American Revolutionary War

GWonline Learning & Teaching Suggestions
The American Revolutionary War (1775–1783)

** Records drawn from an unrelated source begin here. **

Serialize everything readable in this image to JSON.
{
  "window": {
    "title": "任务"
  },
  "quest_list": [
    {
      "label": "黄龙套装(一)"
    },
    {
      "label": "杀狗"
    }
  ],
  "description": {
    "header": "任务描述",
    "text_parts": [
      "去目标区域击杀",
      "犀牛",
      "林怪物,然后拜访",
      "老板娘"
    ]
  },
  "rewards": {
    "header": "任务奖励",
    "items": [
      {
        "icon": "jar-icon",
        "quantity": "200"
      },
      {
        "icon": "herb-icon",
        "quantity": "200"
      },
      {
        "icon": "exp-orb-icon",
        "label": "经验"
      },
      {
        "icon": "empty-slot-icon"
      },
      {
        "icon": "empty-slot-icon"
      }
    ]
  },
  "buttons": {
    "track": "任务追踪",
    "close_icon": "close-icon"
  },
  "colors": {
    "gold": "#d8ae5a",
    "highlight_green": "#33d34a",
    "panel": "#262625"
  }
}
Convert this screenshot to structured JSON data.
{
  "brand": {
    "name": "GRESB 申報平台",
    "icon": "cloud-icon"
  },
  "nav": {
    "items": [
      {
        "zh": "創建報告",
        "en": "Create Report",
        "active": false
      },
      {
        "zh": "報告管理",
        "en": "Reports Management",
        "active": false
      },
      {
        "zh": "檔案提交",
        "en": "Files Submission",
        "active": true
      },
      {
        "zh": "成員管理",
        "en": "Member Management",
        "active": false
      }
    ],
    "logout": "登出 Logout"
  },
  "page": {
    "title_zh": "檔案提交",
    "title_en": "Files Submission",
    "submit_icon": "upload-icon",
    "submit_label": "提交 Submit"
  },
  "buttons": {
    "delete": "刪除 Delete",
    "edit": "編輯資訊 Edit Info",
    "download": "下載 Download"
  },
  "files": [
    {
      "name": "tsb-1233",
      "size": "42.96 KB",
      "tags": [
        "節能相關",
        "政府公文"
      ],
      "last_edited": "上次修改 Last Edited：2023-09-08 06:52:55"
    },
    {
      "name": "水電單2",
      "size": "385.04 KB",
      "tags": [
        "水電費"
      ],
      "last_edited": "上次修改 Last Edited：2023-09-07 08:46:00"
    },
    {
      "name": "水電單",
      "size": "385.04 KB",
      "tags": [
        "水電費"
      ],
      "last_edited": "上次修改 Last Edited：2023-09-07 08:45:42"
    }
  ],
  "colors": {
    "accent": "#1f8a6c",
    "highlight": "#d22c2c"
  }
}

The American Revolutionary War, also known as the American War of Independence, spanned roughly eight years from 1775 to 1783. The primary combatants were the Kingdom of Great Britain and its thirteen North American colonies. In 1778 and 1779, France, Spain, and the Dutch Republic also became involved in the conflict. Battles were fought not just in Northeastern America, but also the Caribbean islands, part of the Indian sub-continent, and the Atlantic and Indian Oceans. The American Revolutionary War is considered by some historians to be one of the earliest examples of an anti-colonial struggle. After its expensive victory in the Seven Years War (1756-63), better known in North America as the French and Indian War (1754–63), the British monarchy had increasing financial problems, which it tried to solve with a higher tax rate on the colonies, which stoked resistance. Growing constitutional and political differences strained the relationship between the colonies and Great Britain and fueled the resentment that led to the American Revolution. The protests of the American patriots against taxation without representation followed the Stamp Act and escalated into boycotts, which culminated in 1773 with the destruction of a shipment of tea in Boston Harbor by the secret revolutionary society of the “Sons of Liberty”. In return Britain closed Boston Harbor and passed a series of punitive measures against the Province of Massachusetts Bay Colony, a British crown colony. Massachusetts colonists responded with the “Suffolk Resolves”, a declaration made on 9 September 1774 by the leaders of Suffolk County in Massachusetts. The declaration rejected the Massachusetts Government Act and resolved to boycott imported goods from Britain unless and until the Acts were repealed. They established a shadow government which wrested control of the countryside from the Crown. Twelve colonies formed the first Continental Congress (with the exception of Georgia) in September and October 1774 to coordinate their resistance, establishing committees and conventions that effectively seized power from Great Brita.

The war began on 19 April 1775 with the Battles of Lexington and Concord and ended on 3 September 1783 with the Peace of Paris. Many of the war’s battles have become important to contemporary American national memory, including Bunker Hill (June 1775), Valley Forge (Dec.1777–June 1778), and Yorktown (Sept.–Oct. 1781). The loss of life in the conflict is somewhat difficult to ascertain, although some estimates put American losses anywhere from 25,000 to 70,000, in addition to perhaps 43,000 British casualties. Many of those that died succumbed to disease, as was common in that period, including typhus fever and smallpox. The consequences of the American Revolutionary War were profound. Great Britain lost a group of major colonies, the American Declaration of Independence on 4 July 1776 would serve as a model to many other societies who would later fight their own wars of independence, and the European wars served to further entrench the Anglo-French rivalry that would engender an even greater level of destruction throughout the subsequent French Revolution and Napoleonic Wars.

For basic information see the Wikipedia page on the American Revolutionary War.


Selected Suggestions for Learning & Teaching

Introductory Readings

Book Chapters and Journal Articles

General  Literature 

Literature on Gender & War

Methodological Introductions

Websites with Timelines and Maps

Websites with Primary Sources

Women's Autobiographies

Documentaries and Movies


All linked titles of introductory readings, autobiographies, websites, documentaries and movies are connected to an entry in GWonline that provides an abstract and additional information.